Required work: In the material below, find each line with the word "yolo" and list it.

::::::

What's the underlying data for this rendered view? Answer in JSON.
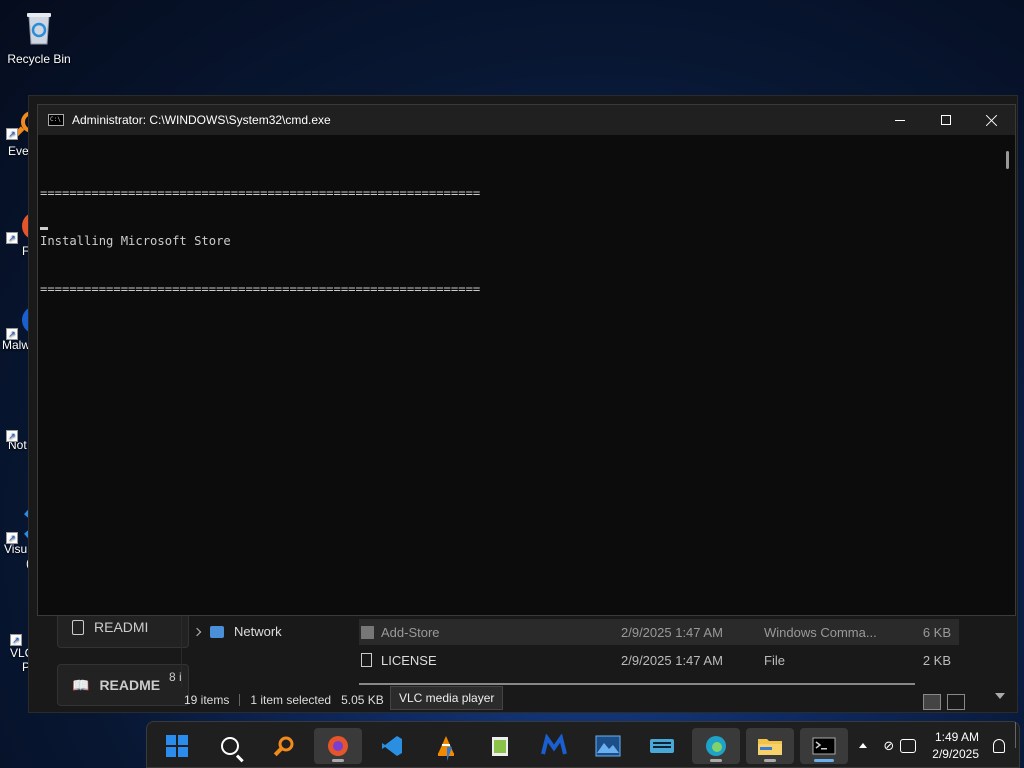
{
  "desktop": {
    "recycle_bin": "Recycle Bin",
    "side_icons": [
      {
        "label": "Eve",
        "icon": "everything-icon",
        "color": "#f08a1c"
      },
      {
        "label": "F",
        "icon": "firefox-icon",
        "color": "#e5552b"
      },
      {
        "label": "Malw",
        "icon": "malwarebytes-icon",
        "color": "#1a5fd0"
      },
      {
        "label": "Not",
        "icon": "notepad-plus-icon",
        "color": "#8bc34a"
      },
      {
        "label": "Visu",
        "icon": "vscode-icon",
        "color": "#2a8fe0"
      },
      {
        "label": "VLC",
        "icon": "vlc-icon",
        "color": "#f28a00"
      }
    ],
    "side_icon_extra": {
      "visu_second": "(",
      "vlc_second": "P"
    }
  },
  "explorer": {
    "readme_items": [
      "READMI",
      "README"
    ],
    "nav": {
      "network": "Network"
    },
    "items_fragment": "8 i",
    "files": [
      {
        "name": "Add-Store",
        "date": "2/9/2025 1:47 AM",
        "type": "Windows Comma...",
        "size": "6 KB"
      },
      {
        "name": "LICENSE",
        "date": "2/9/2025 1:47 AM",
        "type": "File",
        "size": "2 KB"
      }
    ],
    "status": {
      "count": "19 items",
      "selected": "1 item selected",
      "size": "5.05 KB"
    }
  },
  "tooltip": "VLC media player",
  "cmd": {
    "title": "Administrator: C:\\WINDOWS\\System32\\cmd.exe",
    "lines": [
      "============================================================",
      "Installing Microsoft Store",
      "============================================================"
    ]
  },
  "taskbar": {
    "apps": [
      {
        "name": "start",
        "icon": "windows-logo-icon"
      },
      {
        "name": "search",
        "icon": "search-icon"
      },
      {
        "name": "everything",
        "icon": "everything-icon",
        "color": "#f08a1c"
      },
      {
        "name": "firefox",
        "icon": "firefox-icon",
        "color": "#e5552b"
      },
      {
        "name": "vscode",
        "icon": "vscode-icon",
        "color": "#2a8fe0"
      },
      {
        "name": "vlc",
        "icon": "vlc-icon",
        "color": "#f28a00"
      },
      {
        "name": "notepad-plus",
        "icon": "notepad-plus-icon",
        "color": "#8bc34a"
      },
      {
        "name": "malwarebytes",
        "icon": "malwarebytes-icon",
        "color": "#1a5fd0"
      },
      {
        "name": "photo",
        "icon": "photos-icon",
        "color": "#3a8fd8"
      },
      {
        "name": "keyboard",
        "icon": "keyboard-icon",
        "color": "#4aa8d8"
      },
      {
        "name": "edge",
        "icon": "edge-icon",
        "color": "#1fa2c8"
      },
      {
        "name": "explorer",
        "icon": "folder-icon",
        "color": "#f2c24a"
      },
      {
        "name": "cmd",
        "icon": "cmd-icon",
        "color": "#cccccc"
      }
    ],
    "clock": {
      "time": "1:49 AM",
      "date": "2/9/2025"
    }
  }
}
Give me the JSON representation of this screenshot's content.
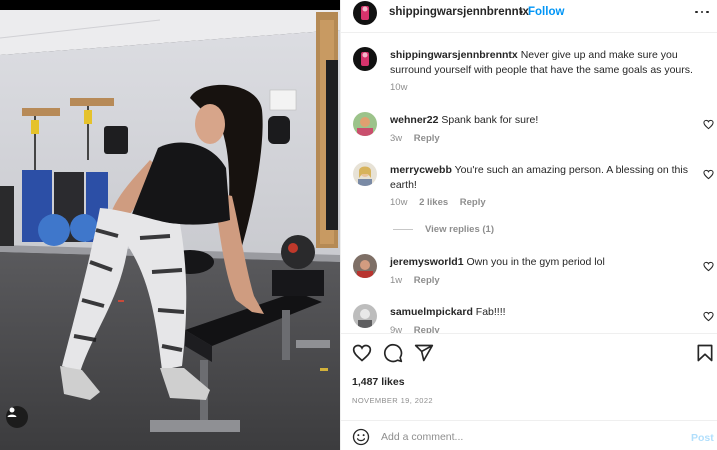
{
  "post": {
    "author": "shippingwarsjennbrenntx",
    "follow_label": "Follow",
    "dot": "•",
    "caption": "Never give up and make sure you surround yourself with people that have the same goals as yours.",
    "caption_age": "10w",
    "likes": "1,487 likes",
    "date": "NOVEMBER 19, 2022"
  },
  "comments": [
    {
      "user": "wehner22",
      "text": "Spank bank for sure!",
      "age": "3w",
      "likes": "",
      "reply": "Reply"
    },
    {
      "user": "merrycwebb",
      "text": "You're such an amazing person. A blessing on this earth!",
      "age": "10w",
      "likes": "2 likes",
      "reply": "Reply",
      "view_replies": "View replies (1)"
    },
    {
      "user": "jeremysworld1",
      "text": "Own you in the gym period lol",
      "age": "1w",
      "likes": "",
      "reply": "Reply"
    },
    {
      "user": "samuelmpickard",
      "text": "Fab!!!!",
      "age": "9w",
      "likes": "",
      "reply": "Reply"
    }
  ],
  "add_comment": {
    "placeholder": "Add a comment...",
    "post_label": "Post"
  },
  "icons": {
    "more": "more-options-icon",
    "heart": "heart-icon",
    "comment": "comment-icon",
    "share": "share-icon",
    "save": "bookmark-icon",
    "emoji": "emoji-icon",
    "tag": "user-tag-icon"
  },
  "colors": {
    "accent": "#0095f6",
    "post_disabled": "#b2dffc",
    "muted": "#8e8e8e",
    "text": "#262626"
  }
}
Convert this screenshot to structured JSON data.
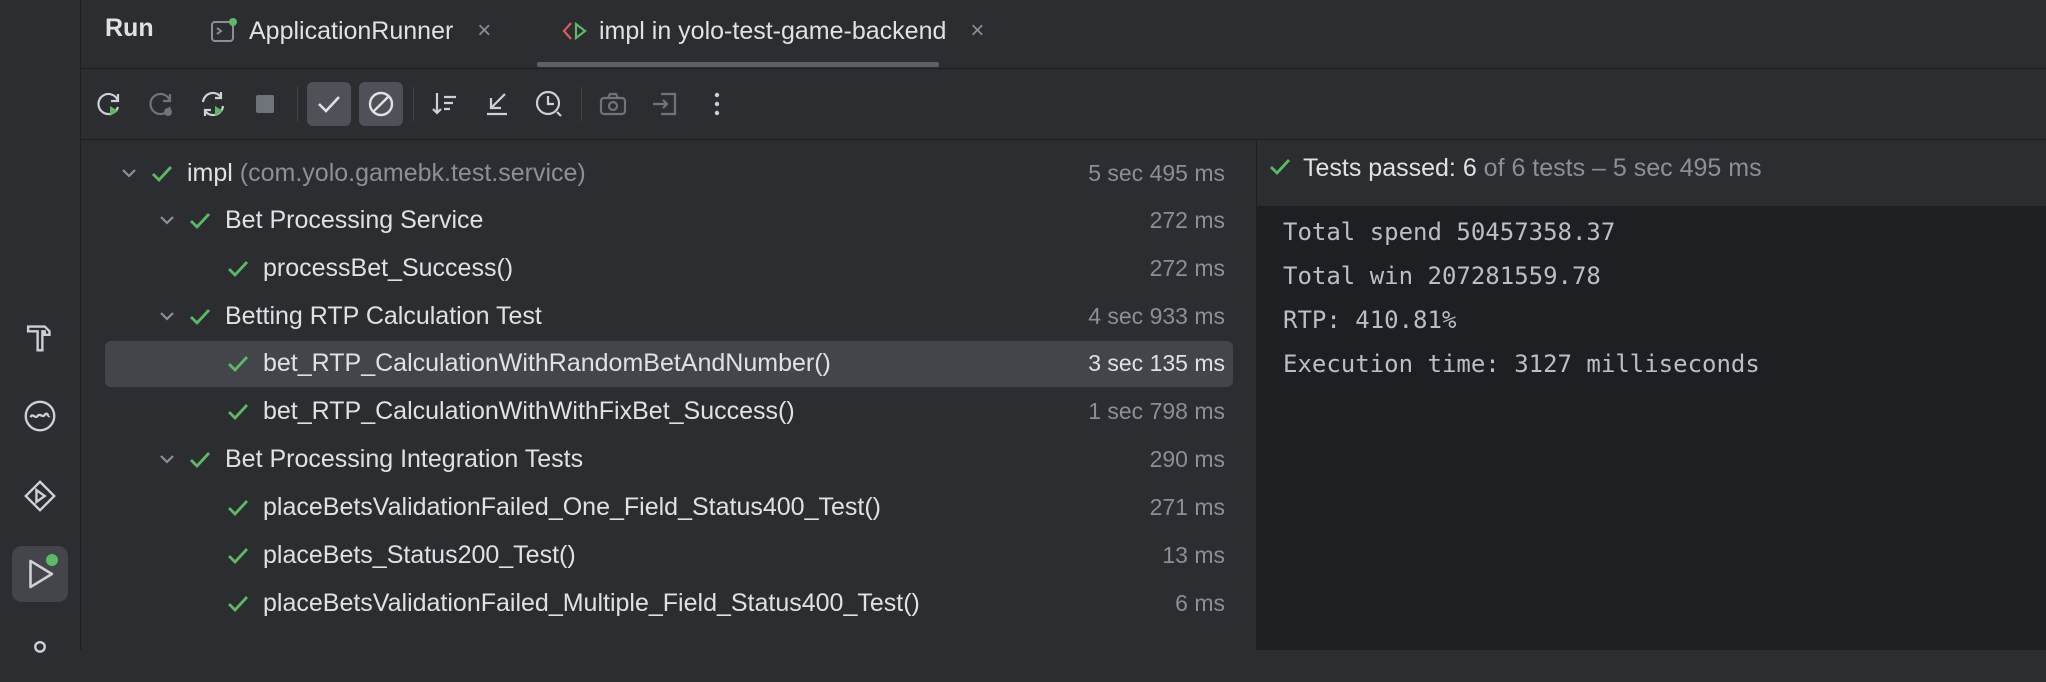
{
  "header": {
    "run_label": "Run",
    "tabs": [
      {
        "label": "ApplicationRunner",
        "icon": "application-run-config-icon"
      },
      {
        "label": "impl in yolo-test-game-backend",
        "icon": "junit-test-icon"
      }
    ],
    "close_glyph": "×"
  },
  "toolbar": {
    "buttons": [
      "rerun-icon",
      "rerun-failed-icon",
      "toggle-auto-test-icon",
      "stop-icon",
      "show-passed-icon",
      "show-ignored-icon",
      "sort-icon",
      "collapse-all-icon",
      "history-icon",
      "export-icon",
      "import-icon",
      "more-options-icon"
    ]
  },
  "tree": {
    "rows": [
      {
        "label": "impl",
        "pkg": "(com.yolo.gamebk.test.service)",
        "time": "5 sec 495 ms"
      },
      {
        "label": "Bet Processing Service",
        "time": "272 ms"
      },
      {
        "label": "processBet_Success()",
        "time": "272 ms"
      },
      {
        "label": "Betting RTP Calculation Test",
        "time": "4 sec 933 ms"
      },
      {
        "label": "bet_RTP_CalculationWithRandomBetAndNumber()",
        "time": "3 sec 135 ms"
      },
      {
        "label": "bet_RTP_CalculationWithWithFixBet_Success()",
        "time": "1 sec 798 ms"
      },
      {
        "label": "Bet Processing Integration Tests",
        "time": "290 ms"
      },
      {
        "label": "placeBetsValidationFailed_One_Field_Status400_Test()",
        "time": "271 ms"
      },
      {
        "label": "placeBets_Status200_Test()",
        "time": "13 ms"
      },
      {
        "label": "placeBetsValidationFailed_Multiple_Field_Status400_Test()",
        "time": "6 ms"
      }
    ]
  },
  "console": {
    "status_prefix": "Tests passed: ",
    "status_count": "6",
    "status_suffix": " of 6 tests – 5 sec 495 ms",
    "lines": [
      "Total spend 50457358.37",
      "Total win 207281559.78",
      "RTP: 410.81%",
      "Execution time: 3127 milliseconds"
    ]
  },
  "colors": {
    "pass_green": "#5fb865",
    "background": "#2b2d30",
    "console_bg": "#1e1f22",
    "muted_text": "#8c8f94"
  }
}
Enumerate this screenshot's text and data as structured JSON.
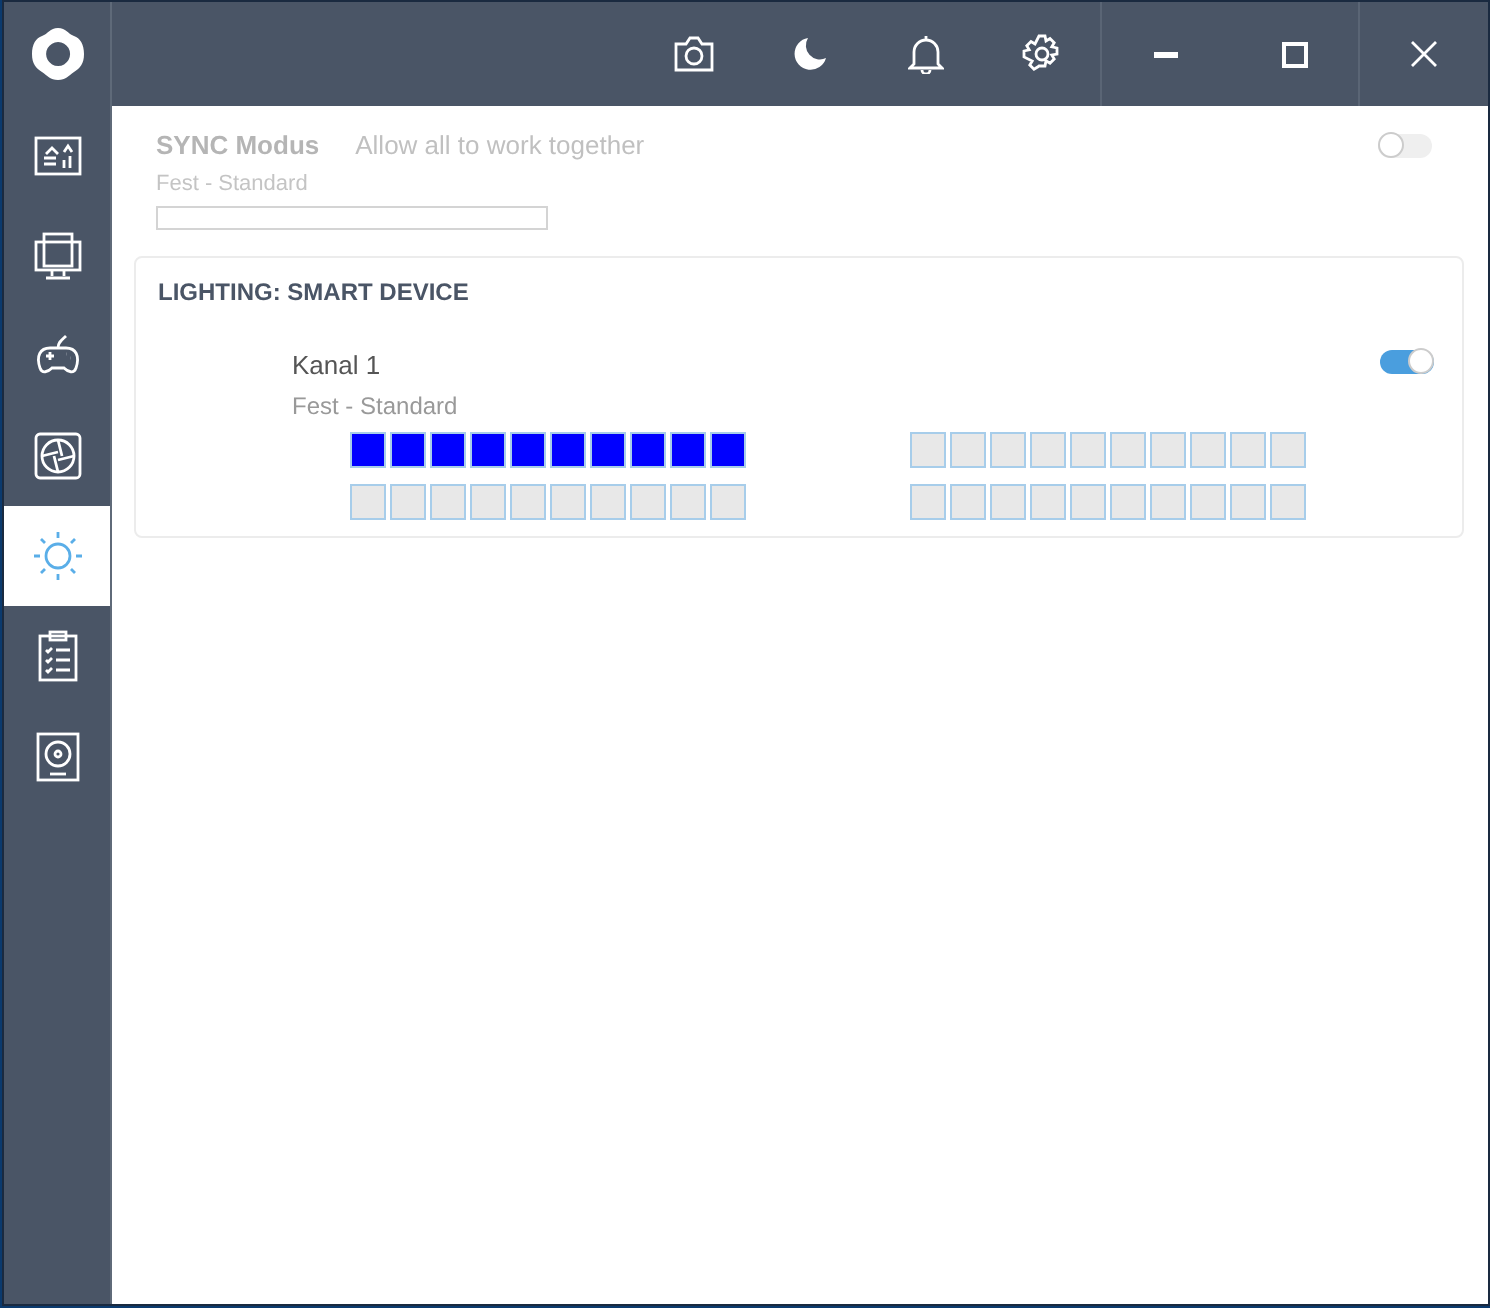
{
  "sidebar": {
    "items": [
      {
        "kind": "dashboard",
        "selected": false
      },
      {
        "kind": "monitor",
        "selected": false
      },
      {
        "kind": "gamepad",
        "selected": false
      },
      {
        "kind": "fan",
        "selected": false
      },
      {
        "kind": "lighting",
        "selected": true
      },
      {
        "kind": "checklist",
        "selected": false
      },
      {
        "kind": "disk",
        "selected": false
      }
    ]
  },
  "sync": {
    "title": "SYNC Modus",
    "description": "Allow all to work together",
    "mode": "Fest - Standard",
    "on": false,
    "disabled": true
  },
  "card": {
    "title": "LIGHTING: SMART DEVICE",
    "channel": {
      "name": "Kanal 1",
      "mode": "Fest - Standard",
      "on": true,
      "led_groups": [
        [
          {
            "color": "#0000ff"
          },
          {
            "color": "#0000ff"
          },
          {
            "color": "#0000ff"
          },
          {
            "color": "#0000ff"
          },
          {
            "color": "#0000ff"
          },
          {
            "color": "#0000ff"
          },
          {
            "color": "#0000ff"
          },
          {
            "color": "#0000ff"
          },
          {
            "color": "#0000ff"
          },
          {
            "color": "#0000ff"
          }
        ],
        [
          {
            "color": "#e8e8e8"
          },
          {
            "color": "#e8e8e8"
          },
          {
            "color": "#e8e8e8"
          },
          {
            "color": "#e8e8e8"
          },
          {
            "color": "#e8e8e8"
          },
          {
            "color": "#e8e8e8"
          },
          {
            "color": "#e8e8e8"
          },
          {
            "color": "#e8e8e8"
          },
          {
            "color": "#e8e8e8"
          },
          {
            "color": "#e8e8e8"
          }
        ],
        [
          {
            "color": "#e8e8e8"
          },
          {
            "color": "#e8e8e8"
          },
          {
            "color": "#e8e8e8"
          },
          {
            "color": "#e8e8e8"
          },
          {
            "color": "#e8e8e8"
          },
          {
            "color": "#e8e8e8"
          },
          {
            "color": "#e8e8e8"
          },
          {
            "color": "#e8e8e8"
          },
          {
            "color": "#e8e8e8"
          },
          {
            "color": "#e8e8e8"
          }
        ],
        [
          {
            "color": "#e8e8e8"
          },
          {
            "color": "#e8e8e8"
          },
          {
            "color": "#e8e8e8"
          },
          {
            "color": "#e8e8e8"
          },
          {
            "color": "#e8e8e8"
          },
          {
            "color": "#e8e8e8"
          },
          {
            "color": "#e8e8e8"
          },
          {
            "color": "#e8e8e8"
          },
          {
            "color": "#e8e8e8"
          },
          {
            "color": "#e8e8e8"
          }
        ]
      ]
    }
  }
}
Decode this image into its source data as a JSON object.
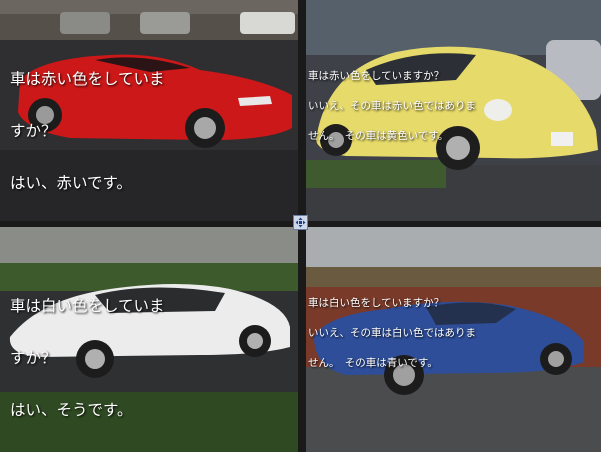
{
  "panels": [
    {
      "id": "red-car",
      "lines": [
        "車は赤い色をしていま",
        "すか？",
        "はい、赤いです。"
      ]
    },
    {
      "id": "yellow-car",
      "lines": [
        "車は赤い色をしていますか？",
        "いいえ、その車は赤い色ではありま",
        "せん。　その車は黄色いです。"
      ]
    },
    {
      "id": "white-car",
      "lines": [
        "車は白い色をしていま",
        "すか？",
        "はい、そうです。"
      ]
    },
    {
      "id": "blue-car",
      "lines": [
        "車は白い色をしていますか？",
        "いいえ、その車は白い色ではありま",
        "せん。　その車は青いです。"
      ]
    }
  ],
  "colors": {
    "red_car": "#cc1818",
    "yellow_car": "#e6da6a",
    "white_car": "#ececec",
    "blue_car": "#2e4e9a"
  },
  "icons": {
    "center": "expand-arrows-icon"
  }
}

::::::

Written response:
        "label": "impl in yolo-test-game-backend",
        "pkg": "(com.yolo.gamebk.test.service)",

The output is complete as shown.